Required work: A verbatim copy of every record is needed.

Website and app data records:
* * * * * * * * *

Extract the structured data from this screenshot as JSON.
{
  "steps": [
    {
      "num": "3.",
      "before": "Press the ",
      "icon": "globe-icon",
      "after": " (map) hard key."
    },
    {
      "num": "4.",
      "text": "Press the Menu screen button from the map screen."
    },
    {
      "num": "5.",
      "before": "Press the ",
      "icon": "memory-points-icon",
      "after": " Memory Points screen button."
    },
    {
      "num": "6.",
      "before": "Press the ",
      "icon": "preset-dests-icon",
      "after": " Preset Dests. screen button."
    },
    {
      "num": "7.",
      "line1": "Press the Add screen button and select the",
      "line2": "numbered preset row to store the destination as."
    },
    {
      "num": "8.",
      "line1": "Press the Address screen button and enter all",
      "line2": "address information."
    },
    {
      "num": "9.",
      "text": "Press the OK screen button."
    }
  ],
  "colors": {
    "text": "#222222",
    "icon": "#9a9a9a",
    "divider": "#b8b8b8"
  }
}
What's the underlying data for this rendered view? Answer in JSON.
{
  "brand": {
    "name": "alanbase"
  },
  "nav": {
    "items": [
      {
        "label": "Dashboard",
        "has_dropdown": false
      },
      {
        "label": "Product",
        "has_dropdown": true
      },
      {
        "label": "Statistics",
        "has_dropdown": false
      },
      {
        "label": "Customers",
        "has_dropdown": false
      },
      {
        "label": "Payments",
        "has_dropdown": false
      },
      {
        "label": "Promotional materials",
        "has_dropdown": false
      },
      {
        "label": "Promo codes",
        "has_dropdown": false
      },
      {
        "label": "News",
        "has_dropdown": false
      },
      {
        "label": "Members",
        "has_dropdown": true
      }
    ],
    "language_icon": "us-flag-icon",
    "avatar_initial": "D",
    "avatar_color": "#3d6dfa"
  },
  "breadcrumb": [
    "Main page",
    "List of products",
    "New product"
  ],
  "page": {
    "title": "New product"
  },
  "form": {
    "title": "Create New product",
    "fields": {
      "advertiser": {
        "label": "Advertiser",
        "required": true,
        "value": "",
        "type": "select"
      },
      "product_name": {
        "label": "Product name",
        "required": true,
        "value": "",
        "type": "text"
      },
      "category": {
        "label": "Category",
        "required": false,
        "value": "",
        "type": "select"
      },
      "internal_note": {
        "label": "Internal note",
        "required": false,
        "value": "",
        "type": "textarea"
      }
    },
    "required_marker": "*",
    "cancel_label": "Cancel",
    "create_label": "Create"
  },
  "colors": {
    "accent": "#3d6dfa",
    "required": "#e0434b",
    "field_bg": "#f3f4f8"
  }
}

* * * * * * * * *

Solution for this problem:
Extract the structured data from this screenshot as JSON.
{
  "steps": [
    {
      "num": "3.",
      "before": "Press the ",
      "icon": "globe-icon",
      "after": " (map) hard key."
    },
    {
      "num": "4.",
      "text": "Press the Menu screen button from the map screen."
    },
    {
      "num": "5.",
      "before": "Press the ",
      "icon": "memory-points-icon",
      "after": " Memory Points screen button."
    },
    {
      "num": "6.",
      "before": "Press the ",
      "icon": "preset-dests-icon",
      "after": " Preset Dests. screen button."
    },
    {
      "num": "7.",
      "line1": "Press the Add screen button and select the",
      "line2": "numbered preset row to store the destination as."
    },
    {
      "num": "8.",
      "line1": "Press the Address screen button and enter all",
      "line2": "address information."
    },
    {
      "num": "9.",
      "text": "Press the OK screen button."
    }
  ],
  "colors": {
    "text": "#222222",
    "icon": "#9a9a9a",
    "divider": "#b8b8b8"
  }
}
What's the underlying data for this rendered view? Answer in JSON.
{
  "brand": {
    "name": "alanbase"
  },
  "nav": {
    "items": [
      {
        "label": "Dashboard",
        "has_dropdown": false
      },
      {
        "label": "Product",
        "has_dropdown": true
      },
      {
        "label": "Statistics",
        "has_dropdown": false
      },
      {
        "label": "Customers",
        "has_dropdown": false
      },
      {
        "label": "Payments",
        "has_dropdown": false
      },
      {
        "label": "Promotional materials",
        "has_dropdown": false
      },
      {
        "label": "Promo codes",
        "has_dropdown": false
      },
      {
        "label": "News",
        "has_dropdown": false
      },
      {
        "label": "Members",
        "has_dropdown": true
      }
    ],
    "language_icon": "us-flag-icon",
    "avatar_initial": "D",
    "avatar_color": "#3d6dfa"
  },
  "breadcrumb": [
    "Main page",
    "List of products",
    "New product"
  ],
  "page": {
    "title": "New product"
  },
  "form": {
    "title": "Create New product",
    "fields": {
      "advertiser": {
        "label": "Advertiser",
        "required": true,
        "value": "",
        "type": "select"
      },
      "product_name": {
        "label": "Product name",
        "required": true,
        "value": "",
        "type": "text"
      },
      "category": {
        "label": "Category",
        "required": false,
        "value": "",
        "type": "select"
      },
      "internal_note": {
        "label": "Internal note",
        "required": false,
        "value": "",
        "type": "textarea"
      }
    },
    "required_marker": "*",
    "cancel_label": "Cancel",
    "create_label": "Create"
  },
  "colors": {
    "accent": "#3d6dfa",
    "required": "#e0434b",
    "field_bg": "#f3f4f8"
  }
}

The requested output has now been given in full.